On December 8, 2015, Mr. Tompkins took a kayak trip on Lake General Carrera, which runs through Chile and Argentina, with a group of friends, including Mr. Chouinard. Ms. Tompkins, who was several hours away by car, had secretly given the group members satellite phones, devices which Mr. Tompkins and Mr. Chouinard. After a while, emergency calls started coming in. like Mr. Tompkins capsized in windswept conditions, and he spent about an hour in very cold water before being taken out.

When he found out, he crawled under the small parked plane he often flew to explore the park. “I'm not going out,” said Ms. Tompkins, added, “I wanted no part of it.”

Mr. Tompkins died before he reached the hospital.

“I just crawled in his bed, and I wasn't going to let him go,” she said through tears, adding, “She's lucky to have lived that long considering how she lived her life.”

In her grief, Ms. Tompkins felt lost and unsure how to proceed, but he ultimately decided to redouble his conservation efforts.

“Let's go broke,” he recalls thoughtfully.

Carolina Morgado, executive director of Rewilding Chile, which grew out of Tompkins Conservation, described her at the time as a woman who “turned her grief into power”.

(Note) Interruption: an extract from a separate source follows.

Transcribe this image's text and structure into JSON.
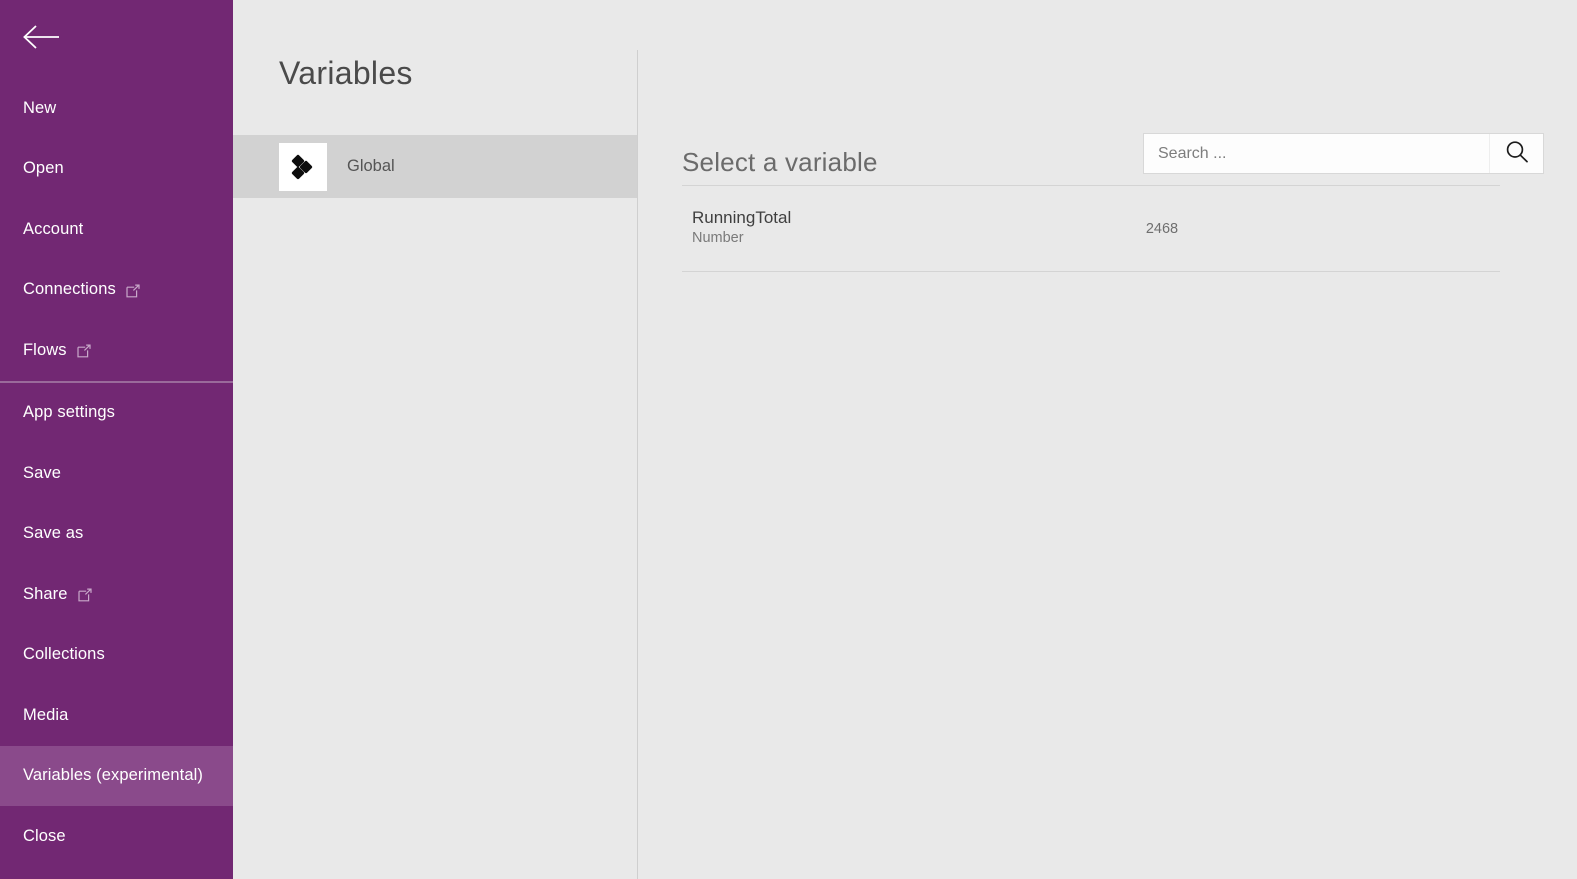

In 2018, Tompkins Conservation finalized a deal with the Chilean government in which the organization donated more than one million hectares of conservation land, with the government adding approximately nine million hectares to create five new national parks and expand three. In total, the organization has created or expanded 15 national parks, protecting more than 14 million hectares in Argentina and Chile — a ongoing initiative. Organization and others branchS it has also undertaken so-called rebuilding efforts, reintroducing jaguars, red-green macaws, giant pangolins, and other species.